Task directions ▸
Would you restate all the entries exactly, leaving nothing out?

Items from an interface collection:
⁂
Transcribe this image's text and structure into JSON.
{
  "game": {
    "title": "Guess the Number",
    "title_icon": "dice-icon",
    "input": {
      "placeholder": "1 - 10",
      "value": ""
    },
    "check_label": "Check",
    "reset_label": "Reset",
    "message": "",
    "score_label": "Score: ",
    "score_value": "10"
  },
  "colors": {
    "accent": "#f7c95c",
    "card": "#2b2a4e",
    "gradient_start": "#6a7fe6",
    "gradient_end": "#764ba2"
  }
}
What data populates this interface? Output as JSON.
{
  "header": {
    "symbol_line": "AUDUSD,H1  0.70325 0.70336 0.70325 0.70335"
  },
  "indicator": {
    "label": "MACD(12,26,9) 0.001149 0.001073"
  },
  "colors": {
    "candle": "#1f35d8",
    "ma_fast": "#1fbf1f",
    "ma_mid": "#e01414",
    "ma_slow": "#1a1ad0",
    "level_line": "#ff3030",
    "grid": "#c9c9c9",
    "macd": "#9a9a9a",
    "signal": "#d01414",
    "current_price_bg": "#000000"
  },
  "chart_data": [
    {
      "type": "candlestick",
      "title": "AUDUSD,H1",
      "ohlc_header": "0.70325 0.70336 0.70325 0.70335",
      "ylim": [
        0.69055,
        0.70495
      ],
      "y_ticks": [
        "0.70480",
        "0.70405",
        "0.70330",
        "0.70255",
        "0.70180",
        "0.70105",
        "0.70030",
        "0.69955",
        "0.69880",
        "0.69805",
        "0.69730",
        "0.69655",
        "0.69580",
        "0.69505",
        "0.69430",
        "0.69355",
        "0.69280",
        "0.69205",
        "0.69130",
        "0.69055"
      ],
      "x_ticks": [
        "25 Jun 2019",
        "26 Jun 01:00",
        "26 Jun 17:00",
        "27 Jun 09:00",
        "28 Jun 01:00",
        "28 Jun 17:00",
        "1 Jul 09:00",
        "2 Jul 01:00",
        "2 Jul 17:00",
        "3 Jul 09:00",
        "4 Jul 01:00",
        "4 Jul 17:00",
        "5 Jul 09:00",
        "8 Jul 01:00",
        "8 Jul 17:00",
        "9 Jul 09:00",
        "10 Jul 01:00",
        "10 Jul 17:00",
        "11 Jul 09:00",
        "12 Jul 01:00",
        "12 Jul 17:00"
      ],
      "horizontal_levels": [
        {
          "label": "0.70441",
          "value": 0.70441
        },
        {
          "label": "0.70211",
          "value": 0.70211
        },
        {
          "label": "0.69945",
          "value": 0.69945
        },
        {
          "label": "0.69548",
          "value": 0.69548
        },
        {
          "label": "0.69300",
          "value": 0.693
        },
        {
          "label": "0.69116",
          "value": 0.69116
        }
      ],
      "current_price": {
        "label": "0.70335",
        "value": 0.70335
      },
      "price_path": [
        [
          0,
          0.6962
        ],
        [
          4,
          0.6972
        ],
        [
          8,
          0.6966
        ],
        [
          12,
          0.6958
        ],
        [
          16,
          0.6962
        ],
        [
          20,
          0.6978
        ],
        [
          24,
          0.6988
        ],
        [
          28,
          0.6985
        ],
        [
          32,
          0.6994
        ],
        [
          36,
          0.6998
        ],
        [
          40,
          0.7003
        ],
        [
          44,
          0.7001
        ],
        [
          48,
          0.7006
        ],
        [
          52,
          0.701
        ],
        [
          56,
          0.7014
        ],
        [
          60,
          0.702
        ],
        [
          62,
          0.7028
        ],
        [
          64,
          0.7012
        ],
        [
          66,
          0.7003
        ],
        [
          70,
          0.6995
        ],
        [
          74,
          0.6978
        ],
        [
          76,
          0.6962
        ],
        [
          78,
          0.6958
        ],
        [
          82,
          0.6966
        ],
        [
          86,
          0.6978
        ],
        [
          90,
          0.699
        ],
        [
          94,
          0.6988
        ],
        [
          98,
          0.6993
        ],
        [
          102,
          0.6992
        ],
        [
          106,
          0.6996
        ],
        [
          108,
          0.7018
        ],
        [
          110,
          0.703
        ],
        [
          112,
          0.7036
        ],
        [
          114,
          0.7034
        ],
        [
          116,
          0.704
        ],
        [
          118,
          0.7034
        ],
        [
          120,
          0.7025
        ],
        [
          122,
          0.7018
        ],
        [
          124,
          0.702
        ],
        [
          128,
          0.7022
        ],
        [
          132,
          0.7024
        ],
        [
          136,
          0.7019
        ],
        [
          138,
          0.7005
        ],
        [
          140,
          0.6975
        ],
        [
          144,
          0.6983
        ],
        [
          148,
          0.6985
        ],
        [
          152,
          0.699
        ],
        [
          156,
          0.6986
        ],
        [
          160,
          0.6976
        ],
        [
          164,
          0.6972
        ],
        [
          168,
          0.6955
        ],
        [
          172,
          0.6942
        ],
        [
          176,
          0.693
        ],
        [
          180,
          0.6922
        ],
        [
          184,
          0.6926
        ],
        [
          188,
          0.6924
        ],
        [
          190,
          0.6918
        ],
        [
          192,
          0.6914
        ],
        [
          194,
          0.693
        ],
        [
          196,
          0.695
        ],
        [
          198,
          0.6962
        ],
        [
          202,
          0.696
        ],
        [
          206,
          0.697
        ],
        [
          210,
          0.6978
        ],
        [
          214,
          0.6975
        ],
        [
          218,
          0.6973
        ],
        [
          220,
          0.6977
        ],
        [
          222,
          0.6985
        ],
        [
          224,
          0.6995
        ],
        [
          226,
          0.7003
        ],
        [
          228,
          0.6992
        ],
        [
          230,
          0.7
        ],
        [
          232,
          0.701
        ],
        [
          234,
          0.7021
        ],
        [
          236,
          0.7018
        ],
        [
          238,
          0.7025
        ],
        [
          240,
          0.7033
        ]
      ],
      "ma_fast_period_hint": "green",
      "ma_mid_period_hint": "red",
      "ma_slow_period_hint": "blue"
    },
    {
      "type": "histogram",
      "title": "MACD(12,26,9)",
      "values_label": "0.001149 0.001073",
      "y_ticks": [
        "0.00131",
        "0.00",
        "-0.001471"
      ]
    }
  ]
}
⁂
Response for this exercise ▸
Transcribe this image's text and structure into JSON.
{
  "game": {
    "title": "Guess the Number",
    "title_icon": "dice-icon",
    "input": {
      "placeholder": "1 - 10",
      "value": ""
    },
    "check_label": "Check",
    "reset_label": "Reset",
    "message": "",
    "score_label": "Score: ",
    "score_value": "10"
  },
  "colors": {
    "accent": "#f7c95c",
    "card": "#2b2a4e",
    "gradient_start": "#6a7fe6",
    "gradient_end": "#764ba2"
  }
}
What data populates this interface? Output as JSON.
{
  "header": {
    "symbol_line": "AUDUSD,H1  0.70325 0.70336 0.70325 0.70335"
  },
  "indicator": {
    "label": "MACD(12,26,9) 0.001149 0.001073"
  },
  "colors": {
    "candle": "#1f35d8",
    "ma_fast": "#1fbf1f",
    "ma_mid": "#e01414",
    "ma_slow": "#1a1ad0",
    "level_line": "#ff3030",
    "grid": "#c9c9c9",
    "macd": "#9a9a9a",
    "signal": "#d01414",
    "current_price_bg": "#000000"
  },
  "chart_data": [
    {
      "type": "candlestick",
      "title": "AUDUSD,H1",
      "ohlc_header": "0.70325 0.70336 0.70325 0.70335",
      "ylim": [
        0.69055,
        0.70495
      ],
      "y_ticks": [
        "0.70480",
        "0.70405",
        "0.70330",
        "0.70255",
        "0.70180",
        "0.70105",
        "0.70030",
        "0.69955",
        "0.69880",
        "0.69805",
        "0.69730",
        "0.69655",
        "0.69580",
        "0.69505",
        "0.69430",
        "0.69355",
        "0.69280",
        "0.69205",
        "0.69130",
        "0.69055"
      ],
      "x_ticks": [
        "25 Jun 2019",
        "26 Jun 01:00",
        "26 Jun 17:00",
        "27 Jun 09:00",
        "28 Jun 01:00",
        "28 Jun 17:00",
        "1 Jul 09:00",
        "2 Jul 01:00",
        "2 Jul 17:00",
        "3 Jul 09:00",
        "4 Jul 01:00",
        "4 Jul 17:00",
        "5 Jul 09:00",
        "8 Jul 01:00",
        "8 Jul 17:00",
        "9 Jul 09:00",
        "10 Jul 01:00",
        "10 Jul 17:00",
        "11 Jul 09:00",
        "12 Jul 01:00",
        "12 Jul 17:00"
      ],
      "horizontal_levels": [
        {
          "label": "0.70441",
          "value": 0.70441
        },
        {
          "label": "0.70211",
          "value": 0.70211
        },
        {
          "label": "0.69945",
          "value": 0.69945
        },
        {
          "label": "0.69548",
          "value": 0.69548
        },
        {
          "label": "0.69300",
          "value": 0.693
        },
        {
          "label": "0.69116",
          "value": 0.69116
        }
      ],
      "current_price": {
        "label": "0.70335",
        "value": 0.70335
      },
      "price_path": [
        [
          0,
          0.6962
        ],
        [
          4,
          0.6972
        ],
        [
          8,
          0.6966
        ],
        [
          12,
          0.6958
        ],
        [
          16,
          0.6962
        ],
        [
          20,
          0.6978
        ],
        [
          24,
          0.6988
        ],
        [
          28,
          0.6985
        ],
        [
          32,
          0.6994
        ],
        [
          36,
          0.6998
        ],
        [
          40,
          0.7003
        ],
        [
          44,
          0.7001
        ],
        [
          48,
          0.7006
        ],
        [
          52,
          0.701
        ],
        [
          56,
          0.7014
        ],
        [
          60,
          0.702
        ],
        [
          62,
          0.7028
        ],
        [
          64,
          0.7012
        ],
        [
          66,
          0.7003
        ],
        [
          70,
          0.6995
        ],
        [
          74,
          0.6978
        ],
        [
          76,
          0.6962
        ],
        [
          78,
          0.6958
        ],
        [
          82,
          0.6966
        ],
        [
          86,
          0.6978
        ],
        [
          90,
          0.699
        ],
        [
          94,
          0.6988
        ],
        [
          98,
          0.6993
        ],
        [
          102,
          0.6992
        ],
        [
          106,
          0.6996
        ],
        [
          108,
          0.7018
        ],
        [
          110,
          0.703
        ],
        [
          112,
          0.7036
        ],
        [
          114,
          0.7034
        ],
        [
          116,
          0.704
        ],
        [
          118,
          0.7034
        ],
        [
          120,
          0.7025
        ],
        [
          122,
          0.7018
        ],
        [
          124,
          0.702
        ],
        [
          128,
          0.7022
        ],
        [
          132,
          0.7024
        ],
        [
          136,
          0.7019
        ],
        [
          138,
          0.7005
        ],
        [
          140,
          0.6975
        ],
        [
          144,
          0.6983
        ],
        [
          148,
          0.6985
        ],
        [
          152,
          0.699
        ],
        [
          156,
          0.6986
        ],
        [
          160,
          0.6976
        ],
        [
          164,
          0.6972
        ],
        [
          168,
          0.6955
        ],
        [
          172,
          0.6942
        ],
        [
          176,
          0.693
        ],
        [
          180,
          0.6922
        ],
        [
          184,
          0.6926
        ],
        [
          188,
          0.6924
        ],
        [
          190,
          0.6918
        ],
        [
          192,
          0.6914
        ],
        [
          194,
          0.693
        ],
        [
          196,
          0.695
        ],
        [
          198,
          0.6962
        ],
        [
          202,
          0.696
        ],
        [
          206,
          0.697
        ],
        [
          210,
          0.6978
        ],
        [
          214,
          0.6975
        ],
        [
          218,
          0.6973
        ],
        [
          220,
          0.6977
        ],
        [
          222,
          0.6985
        ],
        [
          224,
          0.6995
        ],
        [
          226,
          0.7003
        ],
        [
          228,
          0.6992
        ],
        [
          230,
          0.7
        ],
        [
          232,
          0.701
        ],
        [
          234,
          0.7021
        ],
        [
          236,
          0.7018
        ],
        [
          238,
          0.7025
        ],
        [
          240,
          0.7033
        ]
      ],
      "ma_fast_period_hint": "green",
      "ma_mid_period_hint": "red",
      "ma_slow_period_hint": "blue"
    },
    {
      "type": "histogram",
      "title": "MACD(12,26,9)",
      "values_label": "0.001149 0.001073",
      "y_ticks": [
        "0.00131",
        "0.00",
        "-0.001471"
      ]
    }
  ]
}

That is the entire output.